Despite having been in office for 20 of the last 27 years, predictions of the Coalition’s political death have proliferated in recent months. The doomsayers are echoing similar views of the Coalition following Kevin Rudd’s victory in 2007; although Labor was reduced to minority government at the next election. Much the same was said of Labor following Tony Abbott’s triumph in 2013, but at the following election Malcolm Turnbull held on to government by a single seat.
The reality is that the nature of politics is cyclical: at different times both left and right have been on top. Too many have mistaken this short-term cyclical ascendancy for long-term domination.
But underneath the short-term cycles is a structural tide that has significant influence on how often a party is in government over time. And — for the first time in decades — the structural tide is starting to run rapidly against the Coalition.
In particular, the Coalition is facing a challenge of demography. The generational makeup of the electorate, and how different generations vote, can have a big impact on who forms government. Changing demographics have the potential to push the Coalition primary vote below 30 per cent and, in the coming decades, could cost it more than 30 seats between now and 2040.
It’s something of a truism that younger voters lean left. However, most who leaned left in their 20s would traditionally swing right in their middle years.
Analysis of Australian Electoral Studies (AES) going back to 1967 suggests this is broadly true of Boomers and Gen X. Both generations became more likely to vote for the Coalition, relative to the average voter, although the crossover point has typically occurred in their early 50s.
As the Boomers have aged and drifted further right, their demographic bulge has been a big benefit to the Coalition. However, the generations that follow them are turning out quite differently.
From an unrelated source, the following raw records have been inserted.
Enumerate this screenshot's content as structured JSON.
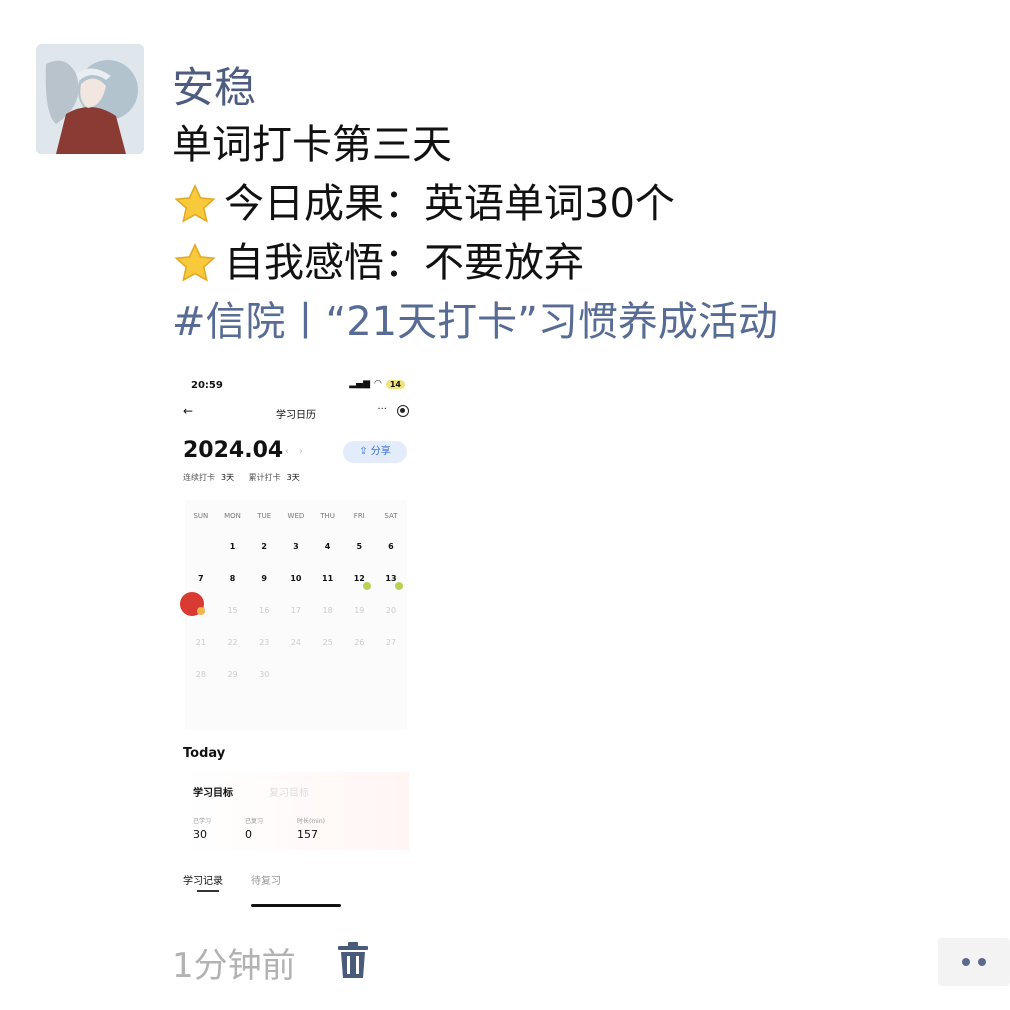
{
  "post": {
    "author": "安稳",
    "lines": [
      "单词打卡第三天",
      "今日成果：英语单词30个",
      "自我感悟：不要放弃"
    ],
    "tag": "#信院丨“21天打卡”习惯养成活动",
    "time": "1分钟前"
  },
  "screenshot": {
    "status_time": "20:59",
    "battery": "14",
    "nav_title": "学习日历",
    "nav_more": "···",
    "month": "2024.04",
    "share_label": "分享",
    "streak_label": "连续打卡",
    "streak_value": "3天",
    "total_label": "累计打卡",
    "total_value": "3天",
    "weekdays": [
      "SUN",
      "MON",
      "TUE",
      "WED",
      "THU",
      "FRI",
      "SAT"
    ],
    "weeks": [
      [
        "",
        "1",
        "2",
        "3",
        "4",
        "5",
        "6"
      ],
      [
        "7",
        "8",
        "9",
        "10",
        "11",
        "12",
        "13"
      ],
      [
        "14",
        "15",
        "16",
        "17",
        "18",
        "19",
        "20"
      ],
      [
        "21",
        "22",
        "23",
        "24",
        "25",
        "26",
        "27"
      ],
      [
        "28",
        "29",
        "30",
        "",
        "",
        "",
        ""
      ]
    ],
    "today_heading": "Today",
    "goal_label": "学习目标",
    "goal_alt": "复习目标",
    "stat_labels": [
      "已学习",
      "已复习",
      "时长(min)"
    ],
    "stat_values": [
      "30",
      "0",
      "157"
    ],
    "tab_active": "学习记录",
    "tab_inactive": "待复习"
  },
  "icons": [
    "star-icon",
    "trash-icon",
    "more-dots-icon",
    "back-arrow-icon",
    "share-icon"
  ],
  "colors": {
    "nickname": "#4d5c80",
    "tag": "#576b95",
    "today": "#d93a32",
    "checkin": "#b7d256"
  }
}
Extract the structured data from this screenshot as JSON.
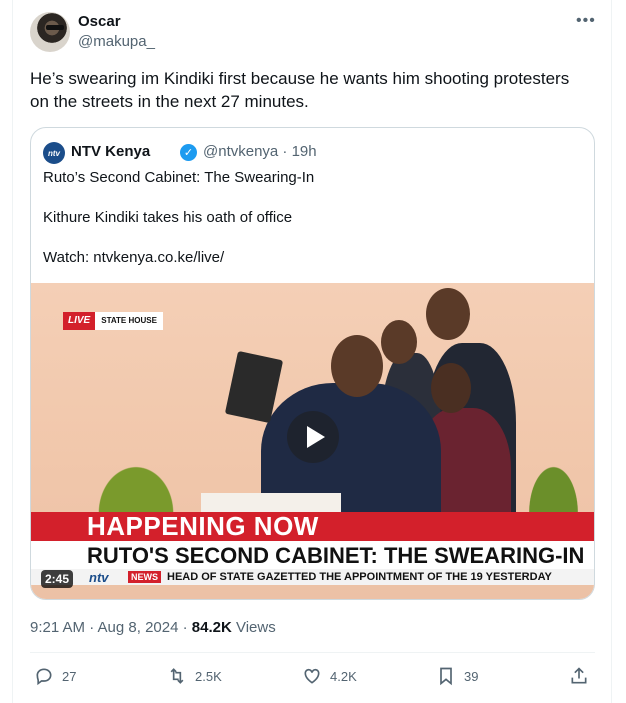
{
  "author": {
    "name": "Oscar",
    "handle": "@makupa_"
  },
  "tweet": {
    "text_line1": "He’s swearing im Kindiki first because he wants him shooting protesters",
    "text_line2": "on the streets in the next 27 minutes."
  },
  "quote": {
    "logo_text": "ntv",
    "name": "NTV Kenya",
    "handle_time": "@ntvkenya · 19h",
    "line1": "Ruto’s Second Cabinet: The Swearing-In",
    "line2": "Kithure Kindiki takes his oath of office",
    "line3": "Watch: ntvkenya.co.ke/live/",
    "video": {
      "live_label": "LIVE",
      "location_label": "STATE HOUSE",
      "headline": "HAPPENING NOW",
      "subheadline": "RUTO'S SECOND CABINET: THE SWEARING-IN",
      "ticker_brand": "ntv",
      "ticker_news": "NEWS",
      "ticker_text": "HEAD OF STATE GAZETTED THE APPOINTMENT OF THE 19 YESTERDAY",
      "duration": "2:45"
    }
  },
  "meta": {
    "timestamp": "9:21 AM · Aug 8, 2024 · ",
    "views_count": "84.2K",
    "views_label": " Views"
  },
  "actions": {
    "replies": "27",
    "reposts": "2.5K",
    "likes": "4.2K",
    "bookmarks": "39"
  },
  "colors": {
    "accent": "#1d9bf0",
    "ntv_red": "#d3202b",
    "ntv_blue": "#1b4d8a"
  }
}
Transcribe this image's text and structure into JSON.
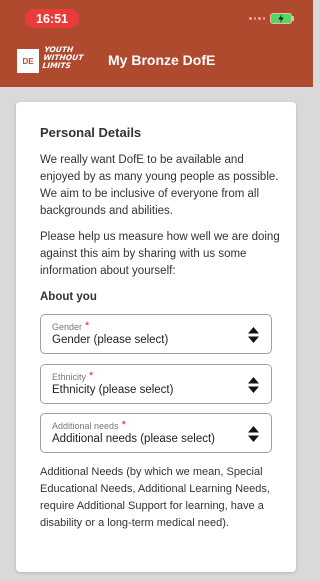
{
  "status_bar": {
    "time": "16:51"
  },
  "header": {
    "logo_badge": "DE",
    "logo_text_line1": "YOUTH",
    "logo_text_line2": "WITHOUT",
    "logo_text_line3": "LIMITS",
    "title": "My Bronze DofE",
    "color": "#b04a2f"
  },
  "card": {
    "title": "Personal Details",
    "intro": "We really want DofE to be available and enjoyed by as many young people as possible. We aim to be inclusive of everyone from all backgrounds and abilities.",
    "request": "Please help us measure how well we are doing against this aim by sharing with us some information about yourself:",
    "about_heading": "About you",
    "fields": [
      {
        "label": "Gender",
        "required_mark": "*",
        "value": "Gender (please select)"
      },
      {
        "label": "Ethnicity",
        "required_mark": "*",
        "value": "Ethnicity (please select)"
      },
      {
        "label": "Additional needs",
        "required_mark": "*",
        "value": "Additional needs (please select)"
      }
    ],
    "note": "Additional Needs (by which we mean, Special Educational Needs, Additional Learning Needs, require Additional Support for learning, have a disability or a long-term medical need)."
  }
}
At the last election, voters born after 1980 were more likely to give their first preference to the Greens than to the Coalition. More recent Newspolls put the Greens ahead of the Coalition by three percentage points among voters aged under 35.
Worse still, Millennials’ life cycle voting behaviour does not appear to be following that of earlier generations. Based on current trends, Millennials will not cross over to the Coalition until their 80s.
Gen Z are different again. They are not moving towards the Coalition at all as they enter their late-20s. Not only did they enter the electorate with historically low levels of support for the Coalition, their support has continued to decline — quite abruptly. As of the last election, the oldest among them were 25.3 percentage points less likely to vote Coalition than the average voter.
As the older generations leave the electorate and are replaced by new ones, there will be fewer Boomer and Gen X votes for the Coalition to chase.
At the next election, Boomers and Gen X will make up 46 per cent of the electorate. Adding the Silent Generation to these suggests a 2025 electorate with a little over half of voters born before 1980. By 2040, Boomers and Gen X will make up less than 33 per cent of voters. Those born after 1980 will make up just under 70 per cent of the electorate.
The ever-increasing level of support that needs to be squeezed out of the greying vote will be insufficient to offset the missing Coalition votes among the younger generations.
If Gen Z do not lift their vote for the Coalition, and the next generations enters it with similarly poor opinion of the party, the Coalition’s currently low level of support could drop even further, falling from 58 seats to 23 by 2040.
In short, in order to form government in the future, the Coalition cannot rely on a high primary vote among voters who — without putting too fine a point on it — may not be voting in too many more elections.
Over time, these demographic changes will make it harder and harder for cyclical trends to overcome the structural disadvantage. Eventually there will be almost no realistic path back to power for the Coalition without a dramatic increase in support among voters born after 1980, and among Gen Z in particular.
Of course, the other side will inevitably make mistakes that will hurt them politically, but when this happens the Coalition needs a broad base of support across each generation to take office. This means, in the medium term, the path back to government for the Coalition goes through Millennials and Gen Z — not around them.
Matt Taylor is Director of the Intergenerational Program at the Centre for Independent Studies and author of the CIS research report, Generation Left: Young voters are deserting the right.
Photo by cottonbro studio.